Humans vs. zombies game prepares students for apocalypse
Published: Monday, October 1, 2012
Updated: Monday, October 1, 2012 22:10
For most students, exiting class can be a moment of relief and freedom, but for a particular group, exiting class can be a matter of life or death by Nerf gun—a push to the limits of physical and mental ability.
This is Humans vs. Zombies, and it isn’t just a game—it’s preparation for a possible apocalypse.
Humans vs. Zombies is a game of tag that originated at Goucher College in 2005. The game spread virally and is now played at more than 650 colleges and universities around the world, according to humansvszombies.org. All players begin as humans and one is designated the “Original Zombie,” who must tag humans in order to turn them into zombies and stay alive. If a zombie fails to tag and “eat” a human every 48 hours, they are considered starved and out of the game.
Junior Chris Rodriguez says he was infected by the craze surrounding the game.
“I was talking to a friend from Purdue [University] and he told me about this awesome game he had been playing on campus,” Rodriguez says. “It sounded like so much fun.”
Rodriguez contacted friends, senior William Reeck and junior Ryan Palmer, and recruited them to start a game. They became the founders, and Humans versus Zombies then took off at the university.
“At the very first informational meeting we had, I was shocked,” Reeck says. “We were meeting outside Trabant, and by the time we got there, there were over 100 people. There wasn’t room on the sidewalk.”
Due to the nature and popularity of the game, the Registered Student Organization office and university police quickly took notice. Rules and guidelines for play vary between schools depending on the environment. More enclosed campuses can have very loose rules—a more open campus like the university must take the surroundings into consideration when playing.
“I had to go to certain people before any games to make sure that we would be allowed to play and would be staying in line with safety guidelines,” Rodriguez says. “They were very accommodating.”
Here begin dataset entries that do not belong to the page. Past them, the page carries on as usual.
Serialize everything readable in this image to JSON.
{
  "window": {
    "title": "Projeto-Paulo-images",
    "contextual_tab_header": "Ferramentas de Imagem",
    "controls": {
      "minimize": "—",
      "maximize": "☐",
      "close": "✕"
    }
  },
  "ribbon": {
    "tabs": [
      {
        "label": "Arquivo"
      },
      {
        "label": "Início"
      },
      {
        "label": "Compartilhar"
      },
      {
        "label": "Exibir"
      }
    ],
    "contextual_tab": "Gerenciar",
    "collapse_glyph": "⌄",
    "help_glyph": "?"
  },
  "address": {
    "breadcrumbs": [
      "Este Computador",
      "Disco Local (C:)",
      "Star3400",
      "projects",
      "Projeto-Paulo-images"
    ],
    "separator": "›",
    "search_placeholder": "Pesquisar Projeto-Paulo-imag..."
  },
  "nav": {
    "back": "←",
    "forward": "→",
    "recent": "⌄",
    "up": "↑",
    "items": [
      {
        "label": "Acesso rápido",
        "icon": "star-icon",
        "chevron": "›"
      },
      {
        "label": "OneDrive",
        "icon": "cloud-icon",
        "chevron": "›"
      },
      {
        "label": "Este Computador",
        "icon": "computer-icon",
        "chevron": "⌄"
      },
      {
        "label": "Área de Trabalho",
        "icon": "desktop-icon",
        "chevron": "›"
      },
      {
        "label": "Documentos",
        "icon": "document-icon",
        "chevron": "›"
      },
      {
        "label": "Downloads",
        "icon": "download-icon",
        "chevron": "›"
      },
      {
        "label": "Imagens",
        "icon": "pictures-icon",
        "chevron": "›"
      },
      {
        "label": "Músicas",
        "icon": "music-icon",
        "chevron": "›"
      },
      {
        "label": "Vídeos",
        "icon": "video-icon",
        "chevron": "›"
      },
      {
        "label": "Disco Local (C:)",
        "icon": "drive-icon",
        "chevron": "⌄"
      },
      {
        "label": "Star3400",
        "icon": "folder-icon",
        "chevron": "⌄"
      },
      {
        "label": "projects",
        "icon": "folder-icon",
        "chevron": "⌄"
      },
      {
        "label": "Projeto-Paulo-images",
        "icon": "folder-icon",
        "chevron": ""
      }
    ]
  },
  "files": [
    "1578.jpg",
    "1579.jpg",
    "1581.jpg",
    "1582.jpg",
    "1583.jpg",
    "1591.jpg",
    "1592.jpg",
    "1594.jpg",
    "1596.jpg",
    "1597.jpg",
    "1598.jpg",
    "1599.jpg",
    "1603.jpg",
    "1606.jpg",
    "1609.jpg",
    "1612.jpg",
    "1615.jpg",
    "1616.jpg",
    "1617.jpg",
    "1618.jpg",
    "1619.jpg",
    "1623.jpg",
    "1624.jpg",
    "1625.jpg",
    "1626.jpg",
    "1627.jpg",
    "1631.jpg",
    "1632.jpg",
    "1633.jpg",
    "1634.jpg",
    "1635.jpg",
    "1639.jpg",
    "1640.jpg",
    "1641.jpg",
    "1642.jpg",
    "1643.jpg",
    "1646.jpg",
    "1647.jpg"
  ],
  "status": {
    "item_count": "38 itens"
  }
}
By the spring of 2012, Humans vs. Zombies had become an RSO and took home YoUDee’s title of Best New RSO. The club hosted their first official “Z Week” in April, a week-long event during which a different mission is held every night to spark battles between the humans and zombies.
“This is a week where you will see students running all over campus with Nerf guns,” Palmer says. “If you are wearing a bandana that signifies you as a player. Once you step foot outside, you are in the game.”
Players describe this experience as one of anticipation and heightened awareness.
“You are in this constant state of nervousness, but it’s excitement as well,” sophomore Nicholas Indrisano says. “It gives you a break from the monotony of school.”
According to the founders, there is much preparation for Z Week with an estimated 200 participants. Some students aim to minimize their school commitments, taking time off to “stalk,” while others amplify their Nerf guns to the fullest capabilities.
“There are so many parts to fiddle with on a Nerf gun,” Indrisano says. “If you remove a gun’s air suppressor, it can shoot further and faster. If you modify the battery pack to increase voltage, you can make the gun more powerful.”
Once altered, guns must be approved by moderators. However, there is a universally approved weapon—socks are allowed due to their assumed innocence. With a bit of throwing strength, the best players can use this menial laundry item stun a zombie for 15 minutes.
“One night during Z Week, there was this girl playing who was up against six zombies,” Rodriguez says. “With just socks, she faced them all down, taking them out as they came.”
Similarly sensational stories are not uncommon among players. Indrisano says he knew someone who was trapped inside Gore Hall for five hours by zombies one night.
For large groups of zombies and humans, battles can become even more intense.
“During Z Week, a bunch of guys stepped in and made the outside of Kirkbride into a fortress,” Palmer says. “It turned into our D-Day.”
Humans versus Zombies participants have positive reviews of the game, citing the excitement and the fun of the experience.
“There is something that is so much fun about the chase of the game,” Indrisano says. “You don’t get many opportunities to experience that same thrill.”